[Requirement]:
Every line below that holds the string "icon" should be copied out.

(Component data from apps and pages)

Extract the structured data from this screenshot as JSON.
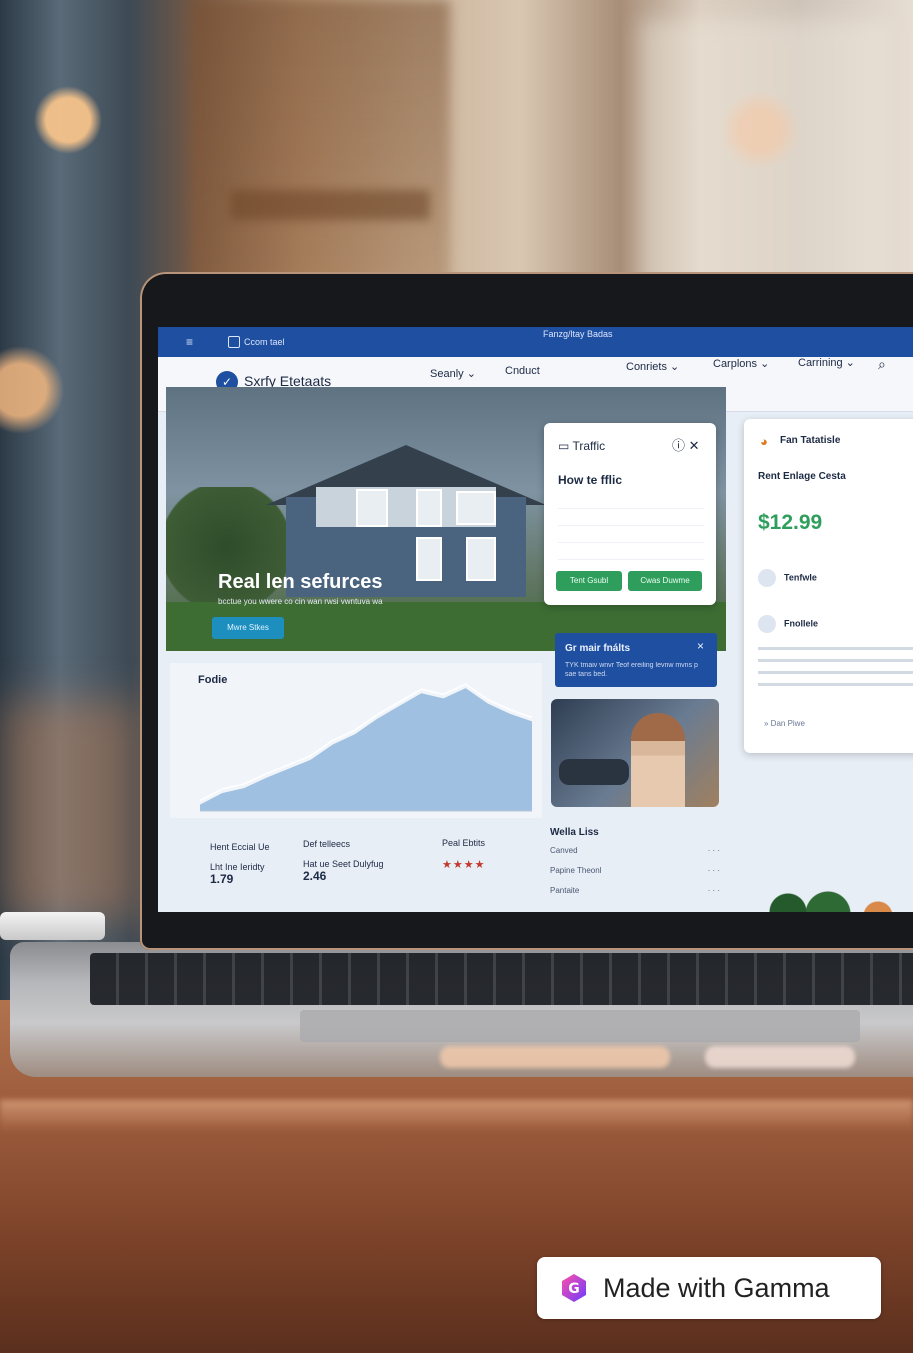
{
  "screen": {
    "topbar": {
      "menu_icon": "hamburger-icon",
      "title": "Ccom tael",
      "url": "Fanzg/ltay Badas"
    },
    "navbar": {
      "brand": "Sxrfy Etetaats",
      "items": [
        "Seanly ⌄",
        "Cnduct",
        "Conriets ⌄",
        "Carplons ⌄",
        "Carrining ⌄"
      ],
      "search_icon": "search-icon"
    },
    "hero": {
      "title": "Real len sefurces",
      "subtitle": "bcctue you wwere co cin wan rwsi vwntuva wa",
      "button": "Mwre Stkes"
    },
    "traffic_card": {
      "title": "Traffic",
      "subtitle": "How te fflic",
      "buttons": [
        "Tent Gsubl",
        "Cwas Duwme"
      ]
    },
    "side_card": {
      "title": "Fan Tatatisle",
      "subtitle": "Rent Enlage Cesta",
      "price": "$12.99",
      "items": [
        "Tenfwle",
        "Fnollele"
      ],
      "link": "»  Dan Piwe"
    },
    "chart_label": "Fodie",
    "notice": {
      "title": "Gr mair fnálts",
      "text": "TYK tmaiv wnvr Teof ereiling levnw mvns p sae tans bed.",
      "close": "×"
    },
    "stats": [
      {
        "label": "Hent Eccial Ue",
        "sub": "Lht Ine Ieridty",
        "value": "1.79"
      },
      {
        "label": "Def telleecs",
        "sub": "Hat ue Seet Dulyfug",
        "value": "2.46"
      },
      {
        "label": "Peal Ebtits",
        "stars": "★★★★"
      }
    ],
    "list": {
      "header": "Wella Liss",
      "items": [
        "Canved",
        "Papine Theonl",
        "Pantaite"
      ]
    },
    "chart_data": {
      "type": "area",
      "values": [
        5,
        14,
        18,
        26,
        33,
        40,
        52,
        60,
        72,
        82,
        92,
        88,
        96,
        84,
        76,
        70
      ],
      "ylim": [
        0,
        100
      ]
    }
  },
  "badge": {
    "text": "Made with Gamma"
  }
}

[Reply to the task]:
      "menu_icon": "hamburger-icon",
      "search_icon": "search-icon"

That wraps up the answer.